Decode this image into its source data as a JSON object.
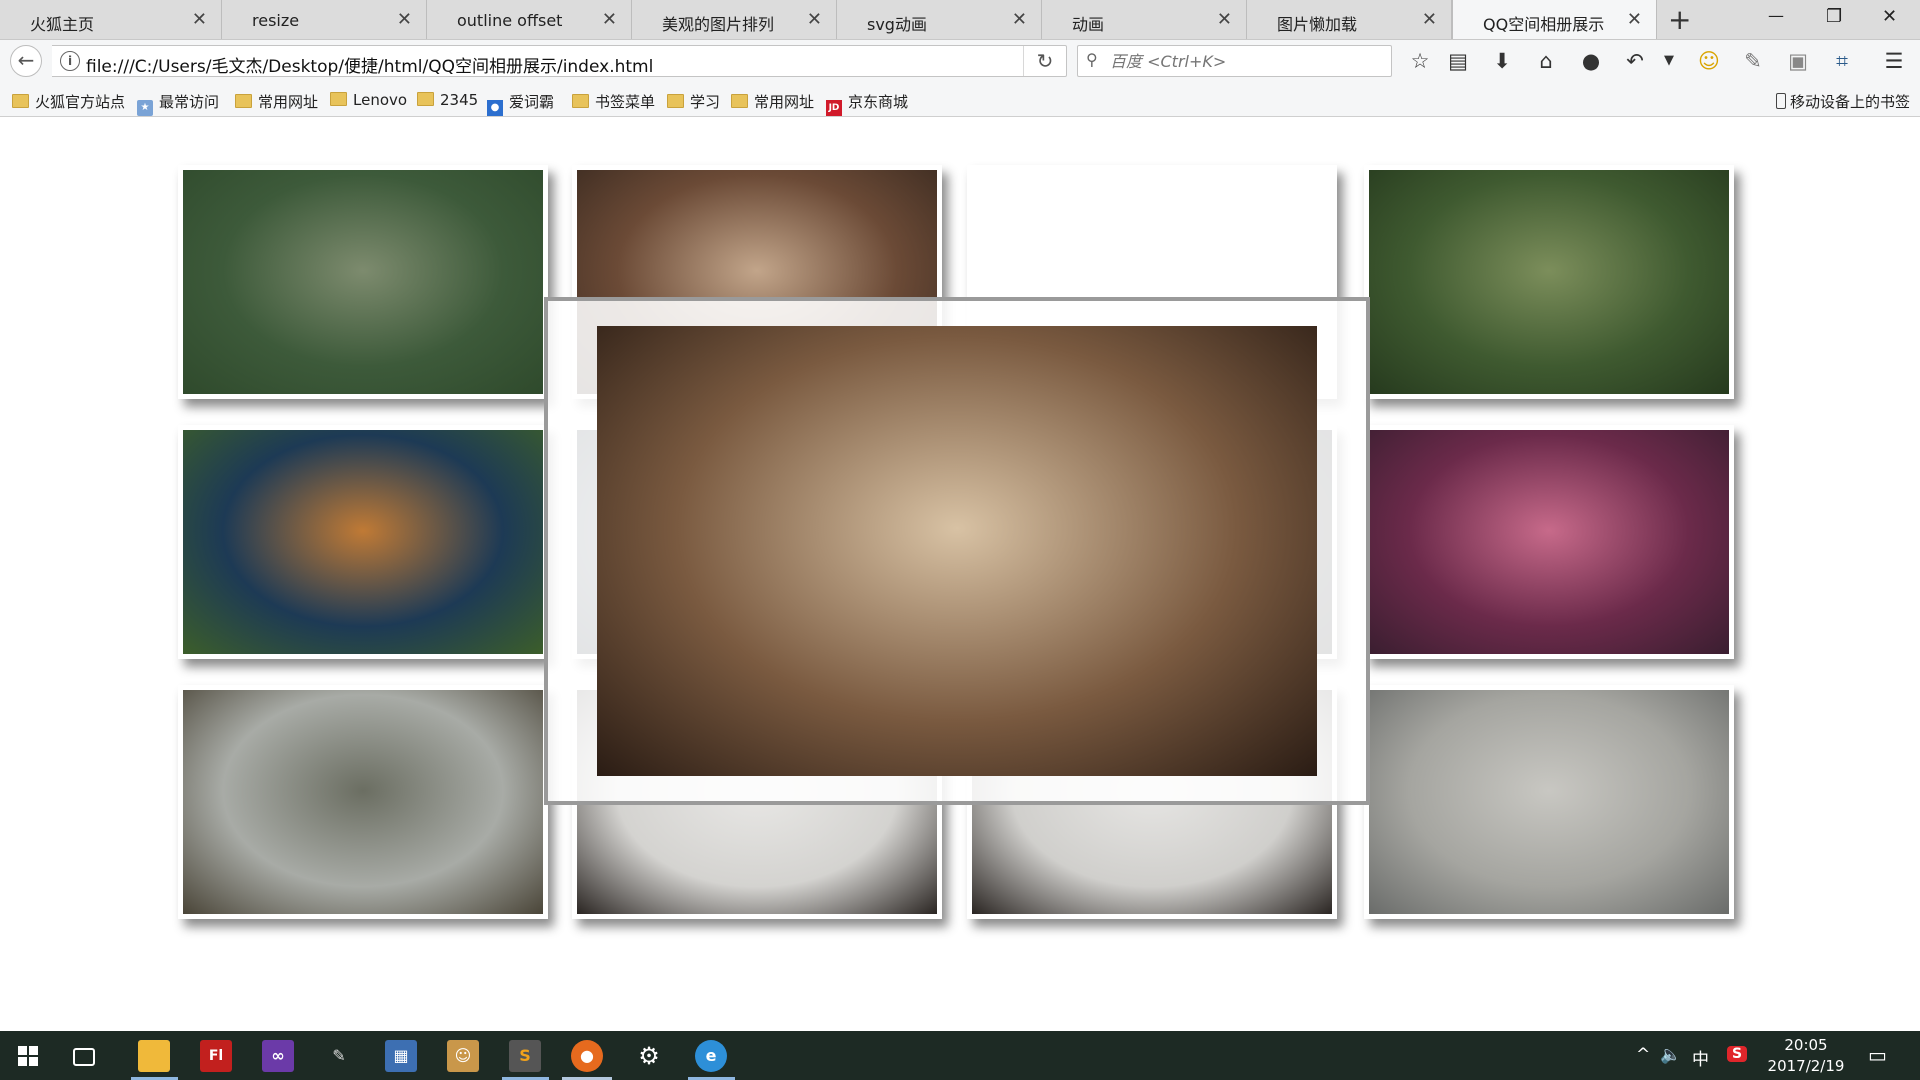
{
  "tabs": [
    {
      "label": "火狐主页",
      "active": false
    },
    {
      "label": "resize",
      "active": false
    },
    {
      "label": "outline offset",
      "active": false
    },
    {
      "label": "美观的图片排列",
      "active": false
    },
    {
      "label": "svg动画",
      "active": false
    },
    {
      "label": "动画",
      "active": false
    },
    {
      "label": "图片懒加载",
      "active": false
    },
    {
      "label": "QQ空间相册展示",
      "active": true
    }
  ],
  "tab_close_glyph": "✕",
  "new_tab_glyph": "+",
  "window_controls": {
    "minimize": "—",
    "restore": "❐",
    "close": "✕"
  },
  "address_bar": {
    "url": "file:///C:/Users/毛文杰/Desktop/便捷/html/QQ空间相册展示/index.html",
    "info_glyph": "i",
    "back_glyph": "←",
    "reload_glyph": "↻"
  },
  "search": {
    "placeholder": "百度 <Ctrl+K>",
    "icon": "search-icon"
  },
  "toolbar_icons": [
    "bookmark-star-icon",
    "reading-list-icon",
    "download-icon",
    "home-icon",
    "sync-account-icon",
    "undo-icon",
    "dropdown-icon",
    "emoji-icon",
    "extension-icon",
    "screenshot-icon",
    "crop-icon",
    "menu-icon"
  ],
  "bookmarks": [
    {
      "label": "火狐官方站点",
      "icon": "folder"
    },
    {
      "label": "最常访问",
      "icon": "special"
    },
    {
      "label": "常用网址",
      "icon": "folder"
    },
    {
      "label": "Lenovo",
      "icon": "folder"
    },
    {
      "label": "2345",
      "icon": "folder"
    },
    {
      "label": "爱词霸",
      "icon": "special"
    },
    {
      "label": "书签菜单",
      "icon": "folder"
    },
    {
      "label": "学习",
      "icon": "folder"
    },
    {
      "label": "常用网址",
      "icon": "folder"
    },
    {
      "label": "京东商城",
      "icon": "jd"
    }
  ],
  "mobile_bookmarks": "移动设备上的书签",
  "gallery": {
    "photos": [
      {
        "name": "photo-girl-forest",
        "colors": [
          "#3d5a3a",
          "#7d8b6e",
          "#2f4a2c"
        ]
      },
      {
        "name": "photo-girl-bookstore",
        "colors": [
          "#6b4a36",
          "#c2a58a",
          "#3a2a20"
        ]
      },
      {
        "name": "photo-blank",
        "colors": [
          "#ffffff",
          "#ffffff",
          "#ffffff"
        ]
      },
      {
        "name": "photo-girl-pine",
        "colors": [
          "#3f5a30",
          "#7c8e5b",
          "#263a1e"
        ]
      },
      {
        "name": "photo-mountain-sunset",
        "colors": [
          "#1d3a55",
          "#c07a35",
          "#3c5e2a"
        ]
      },
      {
        "name": "photo-hidden-2",
        "colors": [
          "#5a6670",
          "#a8aaa2",
          "#1a2530"
        ]
      },
      {
        "name": "photo-hidden-3",
        "colors": [
          "#3a3d40",
          "#8a8a88",
          "#1d1f22"
        ]
      },
      {
        "name": "photo-cherry-temple",
        "colors": [
          "#6b2a4a",
          "#c76a8a",
          "#3a1e30"
        ]
      },
      {
        "name": "photo-girl-railway",
        "colors": [
          "#a8aba6",
          "#6b6e62",
          "#4a4538"
        ]
      },
      {
        "name": "photo-girl-white-1",
        "colors": [
          "#d4d3d0",
          "#e8e7e5",
          "#2a2522"
        ]
      },
      {
        "name": "photo-girl-white-2",
        "colors": [
          "#d0cfcc",
          "#e6e5e3",
          "#2a2522"
        ]
      },
      {
        "name": "photo-girl-scarf",
        "colors": [
          "#a5a5a0",
          "#c8c7c2",
          "#6a6c6a"
        ]
      }
    ],
    "preview": {
      "name": "photo-girl-bookstore-enlarged",
      "colors": [
        "#7a5a40",
        "#d8c2a4",
        "#2a1c14"
      ]
    }
  },
  "taskbar": {
    "apps": [
      "start-button",
      "task-view-icon",
      "file-explorer-icon",
      "flash-icon",
      "visual-studio-icon",
      "paint-tool-icon",
      "app-icon",
      "photo-app-icon",
      "sublime-icon",
      "firefox-icon",
      "settings-icon",
      "ie-icon"
    ],
    "tray": {
      "chevron": "^",
      "volume": "🔈",
      "ime": "中",
      "sogou": "S"
    },
    "time": "20:05",
    "date": "2017/2/19"
  }
}
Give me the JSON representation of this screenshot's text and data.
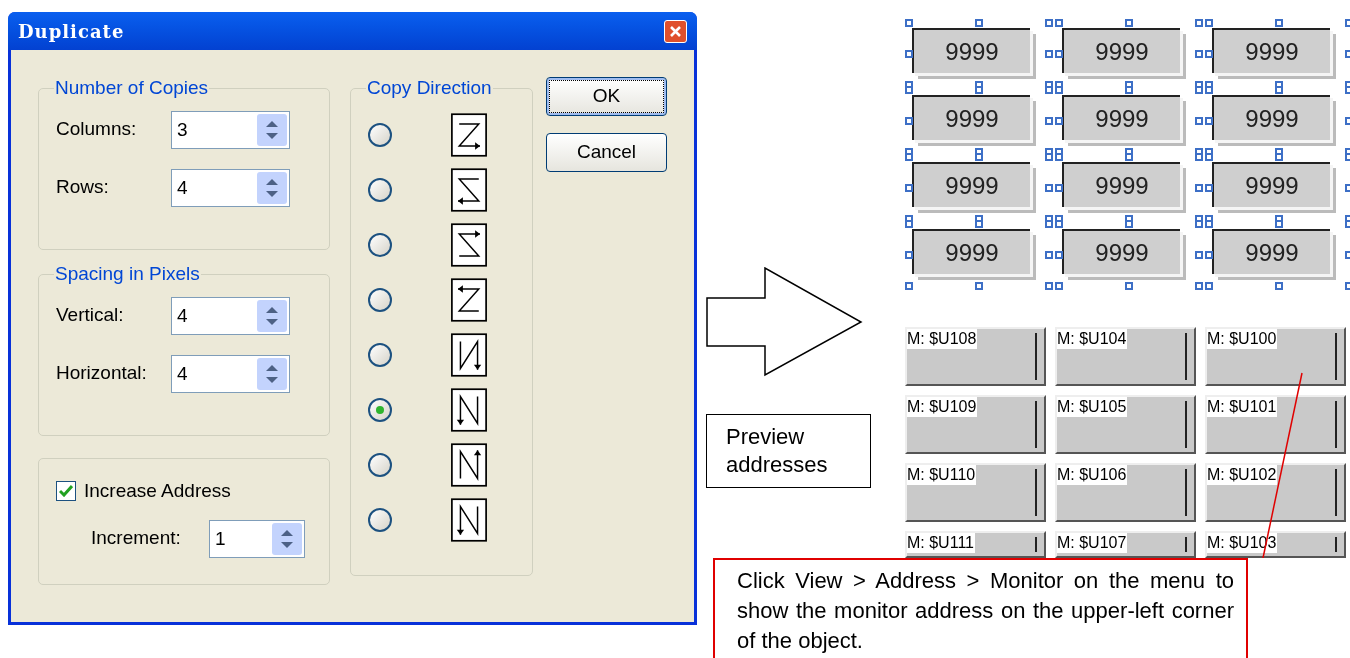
{
  "window": {
    "title": "Duplicate"
  },
  "number_of_copies": {
    "title": "Number of Copies",
    "fields": [
      {
        "label": "Columns:",
        "value": "3"
      },
      {
        "label": "Rows:",
        "value": "4"
      }
    ]
  },
  "spacing": {
    "title": "Spacing in Pixels",
    "fields": [
      {
        "label": "Vertical:",
        "value": "4"
      },
      {
        "label": "Horizontal:",
        "value": "4"
      }
    ]
  },
  "increase_address": {
    "label": "Increase Address",
    "checked": true,
    "increment": {
      "label": "Increment:",
      "value": "1"
    }
  },
  "copy_direction": {
    "title": "Copy Direction",
    "options": [
      {
        "kind": "row-right-down",
        "selected": false
      },
      {
        "kind": "row-left-down",
        "selected": false
      },
      {
        "kind": "row-right-up",
        "selected": false
      },
      {
        "kind": "row-left-up",
        "selected": false
      },
      {
        "kind": "col-down-right",
        "selected": false
      },
      {
        "kind": "col-down-left",
        "selected": true
      },
      {
        "kind": "col-up-right",
        "selected": false
      },
      {
        "kind": "col-down-left",
        "selected": false
      }
    ]
  },
  "buttons": [
    {
      "label": "OK",
      "focused": true
    },
    {
      "label": "Cancel",
      "focused": false
    }
  ],
  "canvas": {
    "grid": [
      [
        "9999",
        "9999",
        "9999"
      ],
      [
        "9999",
        "9999",
        "9999"
      ],
      [
        "9999",
        "9999",
        "9999"
      ],
      [
        "9999",
        "9999",
        "9999"
      ]
    ],
    "preview": [
      [
        "M: $U108",
        "M: $U104",
        "M: $U100"
      ],
      [
        "M: $U109",
        "M: $U105",
        "M: $U101"
      ],
      [
        "M: $U110",
        "M: $U106",
        "M: $U102"
      ],
      [
        "M: $U111",
        "M: $U107",
        "M: $U103"
      ]
    ],
    "preview_note": "Preview addresses",
    "callout": "Click View > Address > Monitor on the menu to show the monitor address on the upper-left corner of the object."
  }
}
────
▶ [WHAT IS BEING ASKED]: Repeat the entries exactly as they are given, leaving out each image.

▶ [REPLY]:
Decode this image into its source data as a JSON object.
{
  "tabs": [
    {
      "label": "火狐主页",
      "active": false
    },
    {
      "label": "resize",
      "active": false
    },
    {
      "label": "outline offset",
      "active": false
    },
    {
      "label": "美观的图片排列",
      "active": false
    },
    {
      "label": "svg动画",
      "active": false
    },
    {
      "label": "动画",
      "active": false
    },
    {
      "label": "图片懒加载",
      "active": false
    },
    {
      "label": "QQ空间相册展示",
      "active": true
    }
  ],
  "tab_close_glyph": "✕",
  "new_tab_glyph": "+",
  "window_controls": {
    "minimize": "—",
    "restore": "❐",
    "close": "✕"
  },
  "address_bar": {
    "url": "file:///C:/Users/毛文杰/Desktop/便捷/html/QQ空间相册展示/index.html",
    "info_glyph": "i",
    "back_glyph": "←",
    "reload_glyph": "↻"
  },
  "search": {
    "placeholder": "百度 <Ctrl+K>",
    "icon": "search-icon"
  },
  "toolbar_icons": [
    "bookmark-star-icon",
    "reading-list-icon",
    "download-icon",
    "home-icon",
    "sync-account-icon",
    "undo-icon",
    "dropdown-icon",
    "emoji-icon",
    "extension-icon",
    "screenshot-icon",
    "crop-icon",
    "menu-icon"
  ],
  "bookmarks": [
    {
      "label": "火狐官方站点",
      "icon": "folder"
    },
    {
      "label": "最常访问",
      "icon": "special"
    },
    {
      "label": "常用网址",
      "icon": "folder"
    },
    {
      "label": "Lenovo",
      "icon": "folder"
    },
    {
      "label": "2345",
      "icon": "folder"
    },
    {
      "label": "爱词霸",
      "icon": "special"
    },
    {
      "label": "书签菜单",
      "icon": "folder"
    },
    {
      "label": "学习",
      "icon": "folder"
    },
    {
      "label": "常用网址",
      "icon": "folder"
    },
    {
      "label": "京东商城",
      "icon": "jd"
    }
  ],
  "mobile_bookmarks": "移动设备上的书签",
  "gallery": {
    "photos": [
      {
        "name": "photo-girl-forest",
        "colors": [
          "#3d5a3a",
          "#7d8b6e",
          "#2f4a2c"
        ]
      },
      {
        "name": "photo-girl-bookstore",
        "colors": [
          "#6b4a36",
          "#c2a58a",
          "#3a2a20"
        ]
      },
      {
        "name": "photo-blank",
        "colors": [
          "#ffffff",
          "#ffffff",
          "#ffffff"
        ]
      },
      {
        "name": "photo-girl-pine",
        "colors": [
          "#3f5a30",
          "#7c8e5b",
          "#263a1e"
        ]
      },
      {
        "name": "photo-mountain-sunset",
        "colors": [
          "#1d3a55",
          "#c07a35",
          "#3c5e2a"
        ]
      },
      {
        "name": "photo-hidden-2",
        "colors": [
          "#5a6670",
          "#a8aaa2",
          "#1a2530"
        ]
      },
      {
        "name": "photo-hidden-3",
        "colors": [
          "#3a3d40",
          "#8a8a88",
          "#1d1f22"
        ]
      },
      {
        "name": "photo-cherry-temple",
        "colors": [
          "#6b2a4a",
          "#c76a8a",
          "#3a1e30"
        ]
      },
      {
        "name": "photo-girl-railway",
        "colors": [
          "#a8aba6",
          "#6b6e62",
          "#4a4538"
        ]
      },
      {
        "name": "photo-girl-white-1",
        "colors": [
          "#d4d3d0",
          "#e8e7e5",
          "#2a2522"
        ]
      },
      {
        "name": "photo-girl-white-2",
        "colors": [
          "#d0cfcc",
          "#e6e5e3",
          "#2a2522"
        ]
      },
      {
        "name": "photo-girl-scarf",
        "colors": [
          "#a5a5a0",
          "#c8c7c2",
          "#6a6c6a"
        ]
      }
    ],
    "preview": {
      "name": "photo-girl-bookstore-enlarged",
      "colors": [
        "#7a5a40",
        "#d8c2a4",
        "#2a1c14"
      ]
    }
  },
  "taskbar": {
    "apps": [
      "start-button",
      "task-view-icon",
      "file-explorer-icon",
      "flash-icon",
      "visual-studio-icon",
      "paint-tool-icon",
      "app-icon",
      "photo-app-icon",
      "sublime-icon",
      "firefox-icon",
      "settings-icon",
      "ie-icon"
    ],
    "tray": {
      "chevron": "^",
      "volume": "🔈",
      "ime": "中",
      "sogou": "S"
    },
    "time": "20:05",
    "date": "2017/2/19"
  }
}
Give me the JSON representation of this screenshot's text and data.
{
  "window": {
    "title": "Duplicate"
  },
  "number_of_copies": {
    "title": "Number of Copies",
    "fields": [
      {
        "label": "Columns:",
        "value": "3"
      },
      {
        "label": "Rows:",
        "value": "4"
      }
    ]
  },
  "spacing": {
    "title": "Spacing in Pixels",
    "fields": [
      {
        "label": "Vertical:",
        "value": "4"
      },
      {
        "label": "Horizontal:",
        "value": "4"
      }
    ]
  },
  "increase_address": {
    "label": "Increase Address",
    "checked": true,
    "increment": {
      "label": "Increment:",
      "value": "1"
    }
  },
  "copy_direction": {
    "title": "Copy Direction",
    "options": [
      {
        "kind": "row-right-down",
        "selected": false
      },
      {
        "kind": "row-left-down",
        "selected": false
      },
      {
        "kind": "row-right-up",
        "selected": false
      },
      {
        "kind": "row-left-up",
        "selected": false
      },
      {
        "kind": "col-down-right",
        "selected": false
      },
      {
        "kind": "col-down-left",
        "selected": true
      },
      {
        "kind": "col-up-right",
        "selected": false
      },
      {
        "kind": "col-down-left",
        "selected": false
      }
    ]
  },
  "buttons": [
    {
      "label": "OK",
      "focused": true
    },
    {
      "label": "Cancel",
      "focused": false
    }
  ],
  "canvas": {
    "grid": [
      [
        "9999",
        "9999",
        "9999"
      ],
      [
        "9999",
        "9999",
        "9999"
      ],
      [
        "9999",
        "9999",
        "9999"
      ],
      [
        "9999",
        "9999",
        "9999"
      ]
    ],
    "preview": [
      [
        "M: $U108",
        "M: $U104",
        "M: $U100"
      ],
      [
        "M: $U109",
        "M: $U105",
        "M: $U101"
      ],
      [
        "M: $U110",
        "M: $U106",
        "M: $U102"
      ],
      [
        "M: $U111",
        "M: $U107",
        "M: $U103"
      ]
    ],
    "preview_note": "Preview addresses",
    "callout": "Click View > Address > Monitor on the menu to show the monitor address on the upper-left corner of the object."
  }
}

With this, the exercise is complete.